Records for the exercise
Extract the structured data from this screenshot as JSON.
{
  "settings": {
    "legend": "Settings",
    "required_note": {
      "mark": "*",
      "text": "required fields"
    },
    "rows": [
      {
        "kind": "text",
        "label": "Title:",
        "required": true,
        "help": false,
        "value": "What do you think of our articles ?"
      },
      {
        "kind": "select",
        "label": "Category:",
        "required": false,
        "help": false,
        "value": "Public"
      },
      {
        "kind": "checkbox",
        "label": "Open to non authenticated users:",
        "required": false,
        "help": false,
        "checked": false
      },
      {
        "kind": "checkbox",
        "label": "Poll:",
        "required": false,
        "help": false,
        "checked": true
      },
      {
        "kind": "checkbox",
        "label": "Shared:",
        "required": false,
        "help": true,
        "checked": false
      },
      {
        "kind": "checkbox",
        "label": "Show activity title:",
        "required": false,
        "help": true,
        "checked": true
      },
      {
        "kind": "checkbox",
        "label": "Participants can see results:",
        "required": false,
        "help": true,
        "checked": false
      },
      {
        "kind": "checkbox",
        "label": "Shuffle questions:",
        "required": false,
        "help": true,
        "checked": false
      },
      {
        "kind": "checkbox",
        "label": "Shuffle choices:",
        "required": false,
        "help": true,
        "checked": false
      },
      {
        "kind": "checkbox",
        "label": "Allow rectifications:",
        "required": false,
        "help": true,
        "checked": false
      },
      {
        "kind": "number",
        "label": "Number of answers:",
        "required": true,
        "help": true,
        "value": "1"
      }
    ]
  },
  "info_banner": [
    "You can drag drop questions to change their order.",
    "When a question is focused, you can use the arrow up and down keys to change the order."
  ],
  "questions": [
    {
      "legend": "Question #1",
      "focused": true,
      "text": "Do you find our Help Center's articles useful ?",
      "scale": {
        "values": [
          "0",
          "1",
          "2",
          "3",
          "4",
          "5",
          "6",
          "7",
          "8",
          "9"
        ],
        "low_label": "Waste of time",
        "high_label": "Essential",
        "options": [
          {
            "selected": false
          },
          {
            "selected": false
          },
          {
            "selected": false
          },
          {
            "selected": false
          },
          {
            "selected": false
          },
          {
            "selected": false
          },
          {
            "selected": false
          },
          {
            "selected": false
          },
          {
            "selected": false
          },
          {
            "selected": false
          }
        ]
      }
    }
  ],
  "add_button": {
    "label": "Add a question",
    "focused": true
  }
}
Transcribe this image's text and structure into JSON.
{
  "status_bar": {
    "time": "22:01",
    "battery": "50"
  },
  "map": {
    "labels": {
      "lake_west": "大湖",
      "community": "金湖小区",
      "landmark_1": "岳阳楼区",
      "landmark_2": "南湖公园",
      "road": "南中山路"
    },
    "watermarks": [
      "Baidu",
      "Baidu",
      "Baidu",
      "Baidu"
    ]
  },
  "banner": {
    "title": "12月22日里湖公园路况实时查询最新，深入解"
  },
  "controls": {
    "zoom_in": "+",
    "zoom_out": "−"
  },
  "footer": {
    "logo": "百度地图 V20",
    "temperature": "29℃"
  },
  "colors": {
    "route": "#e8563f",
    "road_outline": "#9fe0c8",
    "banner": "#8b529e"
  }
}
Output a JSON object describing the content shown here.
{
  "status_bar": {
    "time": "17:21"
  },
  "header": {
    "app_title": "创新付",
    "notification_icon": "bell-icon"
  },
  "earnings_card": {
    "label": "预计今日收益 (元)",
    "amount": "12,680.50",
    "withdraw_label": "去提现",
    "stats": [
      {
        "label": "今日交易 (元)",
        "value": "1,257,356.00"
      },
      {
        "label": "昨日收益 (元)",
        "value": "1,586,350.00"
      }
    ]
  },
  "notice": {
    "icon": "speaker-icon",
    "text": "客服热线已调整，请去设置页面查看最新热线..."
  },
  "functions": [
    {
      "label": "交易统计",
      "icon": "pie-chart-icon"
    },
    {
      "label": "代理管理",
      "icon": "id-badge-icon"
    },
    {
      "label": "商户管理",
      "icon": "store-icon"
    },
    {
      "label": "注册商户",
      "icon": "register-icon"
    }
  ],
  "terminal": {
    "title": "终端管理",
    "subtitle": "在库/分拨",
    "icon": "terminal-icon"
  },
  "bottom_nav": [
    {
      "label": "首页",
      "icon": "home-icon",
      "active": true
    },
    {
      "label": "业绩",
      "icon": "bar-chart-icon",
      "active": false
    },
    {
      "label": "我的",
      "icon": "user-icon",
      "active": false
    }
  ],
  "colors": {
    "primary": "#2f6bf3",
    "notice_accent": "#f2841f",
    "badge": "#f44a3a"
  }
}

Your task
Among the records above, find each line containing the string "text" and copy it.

Task output
      "text": "required fields"
        "kind": "text",
      "text": "Do you find our Help Center's articles useful ?",
Transcribe this image's text and structure into JSON.
    "text": "客服热线已调整，请去设置页面查看最新热线..."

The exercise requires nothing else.